Required work
All of the entries are to be returned word for word.

Extracted data
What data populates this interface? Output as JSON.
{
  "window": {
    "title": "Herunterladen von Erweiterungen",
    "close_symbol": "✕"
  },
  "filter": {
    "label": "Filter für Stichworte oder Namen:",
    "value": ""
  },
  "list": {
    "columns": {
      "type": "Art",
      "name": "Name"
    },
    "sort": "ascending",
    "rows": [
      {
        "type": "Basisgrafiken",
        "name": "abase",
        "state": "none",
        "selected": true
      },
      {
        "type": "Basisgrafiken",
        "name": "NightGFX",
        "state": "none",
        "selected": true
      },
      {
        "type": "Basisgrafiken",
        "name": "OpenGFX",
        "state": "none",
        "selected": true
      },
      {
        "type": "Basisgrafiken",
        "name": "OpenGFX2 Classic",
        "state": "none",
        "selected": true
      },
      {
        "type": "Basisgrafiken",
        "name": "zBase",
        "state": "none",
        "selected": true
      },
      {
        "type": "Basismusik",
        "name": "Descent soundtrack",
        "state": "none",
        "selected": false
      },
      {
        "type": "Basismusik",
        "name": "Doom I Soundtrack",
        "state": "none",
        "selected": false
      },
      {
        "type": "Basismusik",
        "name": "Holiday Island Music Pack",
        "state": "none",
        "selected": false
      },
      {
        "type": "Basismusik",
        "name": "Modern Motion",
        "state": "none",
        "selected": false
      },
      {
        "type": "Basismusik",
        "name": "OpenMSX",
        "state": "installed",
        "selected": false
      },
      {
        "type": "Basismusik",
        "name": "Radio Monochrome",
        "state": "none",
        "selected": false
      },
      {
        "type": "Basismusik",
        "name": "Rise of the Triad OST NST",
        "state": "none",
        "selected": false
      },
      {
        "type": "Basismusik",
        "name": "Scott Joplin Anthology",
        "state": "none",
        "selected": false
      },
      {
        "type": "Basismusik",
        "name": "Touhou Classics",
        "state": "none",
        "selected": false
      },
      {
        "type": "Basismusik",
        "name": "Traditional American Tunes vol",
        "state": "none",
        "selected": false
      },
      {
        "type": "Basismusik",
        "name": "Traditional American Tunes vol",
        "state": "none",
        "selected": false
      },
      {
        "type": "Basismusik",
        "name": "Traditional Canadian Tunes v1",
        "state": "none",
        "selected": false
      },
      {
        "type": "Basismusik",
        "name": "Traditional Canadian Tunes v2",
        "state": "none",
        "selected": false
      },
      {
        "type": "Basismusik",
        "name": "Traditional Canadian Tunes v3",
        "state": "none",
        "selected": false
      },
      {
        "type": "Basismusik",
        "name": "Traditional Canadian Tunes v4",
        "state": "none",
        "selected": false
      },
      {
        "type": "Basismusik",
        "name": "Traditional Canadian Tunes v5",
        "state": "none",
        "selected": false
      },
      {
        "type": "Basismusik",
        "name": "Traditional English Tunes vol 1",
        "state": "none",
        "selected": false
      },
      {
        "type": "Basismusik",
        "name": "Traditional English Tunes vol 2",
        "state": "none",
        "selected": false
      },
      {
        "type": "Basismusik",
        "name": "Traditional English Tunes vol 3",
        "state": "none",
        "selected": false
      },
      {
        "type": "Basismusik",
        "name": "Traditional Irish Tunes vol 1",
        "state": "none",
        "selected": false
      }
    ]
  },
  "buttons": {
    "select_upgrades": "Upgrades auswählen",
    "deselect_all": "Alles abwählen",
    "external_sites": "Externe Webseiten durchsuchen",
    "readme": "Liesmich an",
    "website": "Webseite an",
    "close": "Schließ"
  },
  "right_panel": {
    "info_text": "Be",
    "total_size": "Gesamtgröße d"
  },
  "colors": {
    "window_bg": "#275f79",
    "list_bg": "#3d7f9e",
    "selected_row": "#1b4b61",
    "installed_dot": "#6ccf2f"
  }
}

Answer to this task
What data populates this interface? Output as JSON.
{
  "window": {
    "title": "Herunterladen von Erweiterungen",
    "close_symbol": "✕"
  },
  "filter": {
    "label": "Filter für Stichworte oder Namen:",
    "value": ""
  },
  "list": {
    "columns": {
      "type": "Art",
      "name": "Name"
    },
    "sort": "ascending",
    "rows": [
      {
        "type": "Basisgrafiken",
        "name": "abase",
        "state": "none",
        "selected": true
      },
      {
        "type": "Basisgrafiken",
        "name": "NightGFX",
        "state": "none",
        "selected": true
      },
      {
        "type": "Basisgrafiken",
        "name": "OpenGFX",
        "state": "none",
        "selected": true
      },
      {
        "type": "Basisgrafiken",
        "name": "OpenGFX2 Classic",
        "state": "none",
        "selected": true
      },
      {
        "type": "Basisgrafiken",
        "name": "zBase",
        "state": "none",
        "selected": true
      },
      {
        "type": "Basismusik",
        "name": "Descent soundtrack",
        "state": "none",
        "selected": false
      },
      {
        "type": "Basismusik",
        "name": "Doom I Soundtrack",
        "state": "none",
        "selected": false
      },
      {
        "type": "Basismusik",
        "name": "Holiday Island Music Pack",
        "state": "none",
        "selected": false
      },
      {
        "type": "Basismusik",
        "name": "Modern Motion",
        "state": "none",
        "selected": false
      },
      {
        "type": "Basismusik",
        "name": "OpenMSX",
        "state": "installed",
        "selected": false
      },
      {
        "type": "Basismusik",
        "name": "Radio Monochrome",
        "state": "none",
        "selected": false
      },
      {
        "type": "Basismusik",
        "name": "Rise of the Triad OST NST",
        "state": "none",
        "selected": false
      },
      {
        "type": "Basismusik",
        "name": "Scott Joplin Anthology",
        "state": "none",
        "selected": false
      },
      {
        "type": "Basismusik",
        "name": "Touhou Classics",
        "state": "none",
        "selected": false
      },
      {
        "type": "Basismusik",
        "name": "Traditional American Tunes vol",
        "state": "none",
        "selected": false
      },
      {
        "type": "Basismusik",
        "name": "Traditional American Tunes vol",
        "state": "none",
        "selected": false
      },
      {
        "type": "Basismusik",
        "name": "Traditional Canadian Tunes v1",
        "state": "none",
        "selected": false
      },
      {
        "type": "Basismusik",
        "name": "Traditional Canadian Tunes v2",
        "state": "none",
        "selected": false
      },
      {
        "type": "Basismusik",
        "name": "Traditional Canadian Tunes v3",
        "state": "none",
        "selected": false
      },
      {
        "type": "Basismusik",
        "name": "Traditional Canadian Tunes v4",
        "state": "none",
        "selected": false
      },
      {
        "type": "Basismusik",
        "name": "Traditional Canadian Tunes v5",
        "state": "none",
        "selected": false
      },
      {
        "type": "Basismusik",
        "name": "Traditional English Tunes vol 1",
        "state": "none",
        "selected": false
      },
      {
        "type": "Basismusik",
        "name": "Traditional English Tunes vol 2",
        "state": "none",
        "selected": false
      },
      {
        "type": "Basismusik",
        "name": "Traditional English Tunes vol 3",
        "state": "none",
        "selected": false
      },
      {
        "type": "Basismusik",
        "name": "Traditional Irish Tunes vol 1",
        "state": "none",
        "selected": false
      }
    ]
  },
  "buttons": {
    "select_upgrades": "Upgrades auswählen",
    "deselect_all": "Alles abwählen",
    "external_sites": "Externe Webseiten durchsuchen",
    "readme": "Liesmich an",
    "website": "Webseite an",
    "close": "Schließ"
  },
  "right_panel": {
    "info_text": "Be",
    "total_size": "Gesamtgröße d"
  },
  "colors": {
    "window_bg": "#275f79",
    "list_bg": "#3d7f9e",
    "selected_row": "#1b4b61",
    "installed_dot": "#6ccf2f"
  }
}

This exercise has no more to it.